### What to do:
Where a line of the entries holds the string "icon", copy that line.

### Task input:
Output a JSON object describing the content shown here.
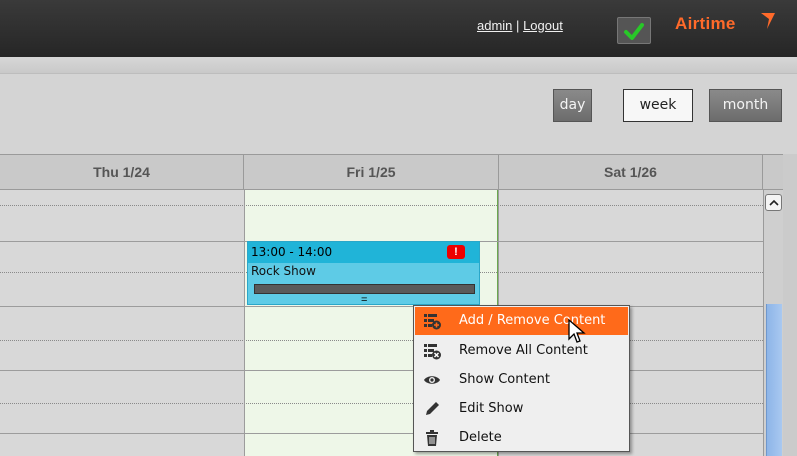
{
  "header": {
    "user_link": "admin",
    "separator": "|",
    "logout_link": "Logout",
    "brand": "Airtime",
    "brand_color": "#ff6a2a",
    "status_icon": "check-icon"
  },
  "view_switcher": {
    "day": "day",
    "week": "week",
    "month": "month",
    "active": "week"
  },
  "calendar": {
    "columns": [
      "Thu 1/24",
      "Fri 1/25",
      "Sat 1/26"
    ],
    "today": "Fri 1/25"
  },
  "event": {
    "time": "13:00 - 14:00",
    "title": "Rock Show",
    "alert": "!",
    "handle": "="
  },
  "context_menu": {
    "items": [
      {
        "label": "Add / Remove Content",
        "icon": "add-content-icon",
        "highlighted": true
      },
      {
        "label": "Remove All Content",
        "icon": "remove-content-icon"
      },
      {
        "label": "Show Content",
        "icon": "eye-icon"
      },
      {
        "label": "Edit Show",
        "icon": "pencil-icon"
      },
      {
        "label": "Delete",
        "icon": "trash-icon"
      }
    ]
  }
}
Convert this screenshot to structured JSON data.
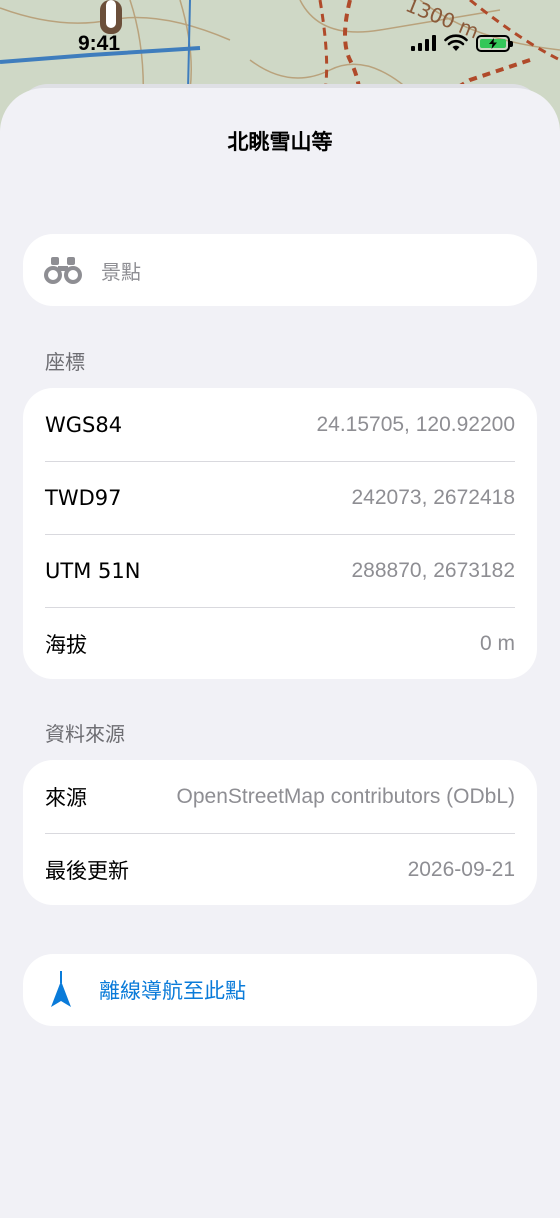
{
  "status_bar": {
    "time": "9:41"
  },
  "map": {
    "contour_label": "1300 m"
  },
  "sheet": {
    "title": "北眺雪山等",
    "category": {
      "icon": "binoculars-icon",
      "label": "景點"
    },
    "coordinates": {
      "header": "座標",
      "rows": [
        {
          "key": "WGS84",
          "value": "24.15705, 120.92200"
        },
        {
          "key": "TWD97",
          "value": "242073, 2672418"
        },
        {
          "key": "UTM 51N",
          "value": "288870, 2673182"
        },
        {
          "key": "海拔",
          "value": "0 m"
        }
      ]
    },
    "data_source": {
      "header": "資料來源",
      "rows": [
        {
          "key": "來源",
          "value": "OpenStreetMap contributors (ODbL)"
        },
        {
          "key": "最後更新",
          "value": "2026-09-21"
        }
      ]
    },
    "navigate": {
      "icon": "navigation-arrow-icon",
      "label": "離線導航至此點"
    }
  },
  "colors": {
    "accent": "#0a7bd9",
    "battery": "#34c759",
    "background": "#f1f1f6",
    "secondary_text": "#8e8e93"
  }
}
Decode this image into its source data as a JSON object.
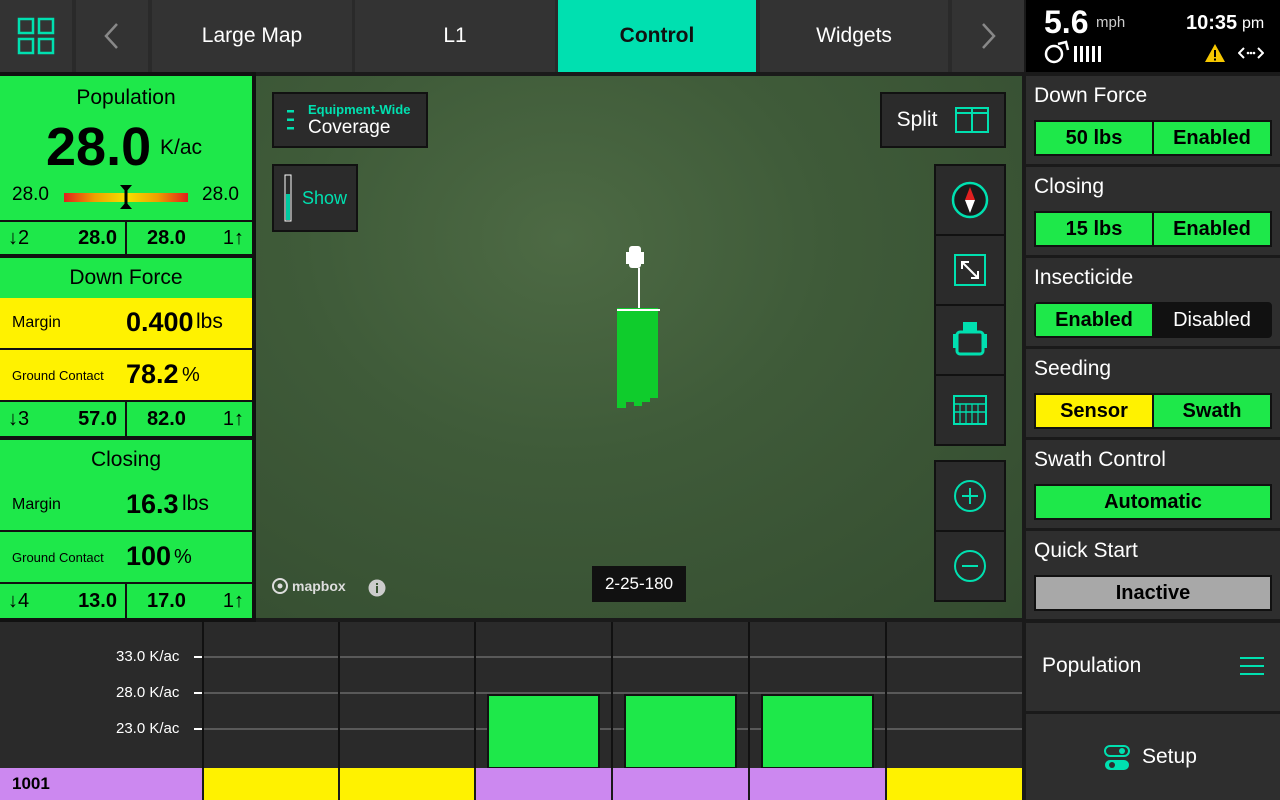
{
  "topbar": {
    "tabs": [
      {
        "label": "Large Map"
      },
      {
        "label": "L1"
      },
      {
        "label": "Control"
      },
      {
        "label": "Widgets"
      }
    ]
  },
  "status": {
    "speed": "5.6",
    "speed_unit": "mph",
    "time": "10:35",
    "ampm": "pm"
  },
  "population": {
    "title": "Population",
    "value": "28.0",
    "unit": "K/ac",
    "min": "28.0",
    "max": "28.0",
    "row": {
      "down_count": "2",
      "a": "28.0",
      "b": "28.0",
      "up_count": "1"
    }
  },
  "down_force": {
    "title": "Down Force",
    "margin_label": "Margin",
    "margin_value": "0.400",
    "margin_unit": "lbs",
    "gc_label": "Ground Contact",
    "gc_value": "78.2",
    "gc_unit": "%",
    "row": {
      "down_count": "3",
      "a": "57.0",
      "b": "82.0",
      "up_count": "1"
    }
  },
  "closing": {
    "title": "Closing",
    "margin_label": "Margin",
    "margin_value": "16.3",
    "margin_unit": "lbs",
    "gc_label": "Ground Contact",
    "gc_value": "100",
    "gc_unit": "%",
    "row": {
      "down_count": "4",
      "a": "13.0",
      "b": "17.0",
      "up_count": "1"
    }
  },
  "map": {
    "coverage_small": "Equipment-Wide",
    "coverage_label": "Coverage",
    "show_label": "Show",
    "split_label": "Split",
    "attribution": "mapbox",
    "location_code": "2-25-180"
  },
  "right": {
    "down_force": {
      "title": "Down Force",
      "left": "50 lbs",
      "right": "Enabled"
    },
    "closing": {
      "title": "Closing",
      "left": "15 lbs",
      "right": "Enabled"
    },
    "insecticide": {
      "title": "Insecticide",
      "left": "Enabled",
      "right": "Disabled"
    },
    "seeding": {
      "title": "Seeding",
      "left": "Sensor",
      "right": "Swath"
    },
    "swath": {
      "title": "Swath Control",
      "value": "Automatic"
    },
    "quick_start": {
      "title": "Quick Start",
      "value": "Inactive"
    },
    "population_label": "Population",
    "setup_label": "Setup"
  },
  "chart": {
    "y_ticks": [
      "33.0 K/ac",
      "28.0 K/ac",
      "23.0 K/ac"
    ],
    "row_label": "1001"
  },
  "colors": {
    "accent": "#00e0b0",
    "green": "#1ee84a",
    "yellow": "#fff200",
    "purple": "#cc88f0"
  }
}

### Exercise result:
    "status_icon": "check-icon"
        "icon": "add-content-icon",
        "icon": "remove-content-icon"
        "icon": "eye-icon"
        "icon": "pencil-icon"
        "icon": "trash-icon"
      "icon": "binoculars-icon",
      "icon": "navigation-arrow-icon",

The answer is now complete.